‘When these techniques were first developed, the emphasis was on making plants resistant to specific herbicides, allowing farmers to increase yields by controlling weeds more easily. A major success has been the launch of insect-resistant crops that improve yield and quality in cotton and maize and reduce the need for insecticidal sprays. But today we are working to breed plants that have increased yields and flourish with less water or fertilizer and have natural disease and pest resistance, reducing the need for the application of agrichemicals.
‘We’re also working to increase the nutritional value of food and reduce waste – around 40 per cent of all food grown is lost between the field and your fork. Cassava, a staple for hundreds of millions of people across Africa and Latin America, for example, is very susceptible to pests and disease; in some areas up to 80 per cent of the crop is lost. As a result, scientists are using genetic breeding techniques to introduce disease resistance, to improve cassava’s storage qualities and to increase its nutritional value by raising the levels of zinc, iron, protein and pro-vitamin A it contains while reducing the level of harmful compounds that occur naturally in the crop.
‘But not all the techniques used in the biosciences involve making changes to plants. Careful observation and analysis of the characteristics of plants – repelling some insects, for example, while encouraging other wildlife – have allowed farmers to interplant different crops, improving pest resistance and providing additional food and fodder.

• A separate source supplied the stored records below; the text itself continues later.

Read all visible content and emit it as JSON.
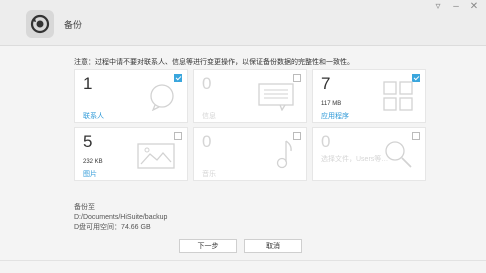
{
  "window": {
    "title": "备份",
    "controls": [
      "restore-down-icon",
      "minimize-icon",
      "close-icon"
    ]
  },
  "notice": "注意：过程中请不要对联系人、信息等进行变更操作，以保证备份数据的完整性和一致性。",
  "cards": [
    {
      "count": "1",
      "size": "",
      "label": "联系人",
      "checked": true,
      "enabled": true,
      "icon": "contacts-icon"
    },
    {
      "count": "0",
      "size": "",
      "label": "信息",
      "checked": false,
      "enabled": false,
      "icon": "messages-icon"
    },
    {
      "count": "7",
      "size": "117 MB",
      "label": "应用程序",
      "checked": true,
      "enabled": true,
      "icon": "apps-icon"
    },
    {
      "count": "5",
      "size": "232 KB",
      "label": "图片",
      "checked": false,
      "enabled": true,
      "icon": "pictures-icon"
    },
    {
      "count": "0",
      "size": "",
      "label": "音乐",
      "checked": false,
      "enabled": false,
      "icon": "music-icon"
    },
    {
      "count": "0",
      "size": "",
      "label": "选择文件，Users等…",
      "checked": false,
      "enabled": false,
      "icon": "search-files-icon"
    }
  ],
  "destination": {
    "title": "备份至",
    "path": "D:/Documents/HiSuite/backup",
    "free_space": "D盘可用空间：74.66 GB"
  },
  "buttons": {
    "next": "下一步",
    "cancel": "取消"
  }
}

‘All of us involved in the biosciences are extremely concerned to maintain, and not damage, biodiversity. It is there that we will find solutions to existing and emerging challenges. It is not enough just to maintain seedbanks – we need living, vibrant plants and communities of plants. The wonderful bounty of the natural world is what all bioscientists learn from and are dedicated to enhancing for the benefit of humankind.’
Professor Chris Leaver, Emeritus Professor in the Department of Plant Sciences, University of Oxford, is the Scientific Advisor to the Bioscience for Farming in Africa initiative www.b4fa.org, supported by the Templeton Foundation.
First published in UNEP’s magazine for youth, Tunza. Visit Our Planet http://www.ourplanet.com for more information.
Tunza magazine http://tunza.mobi is the United Nations Environment Programme’s magazine for youth.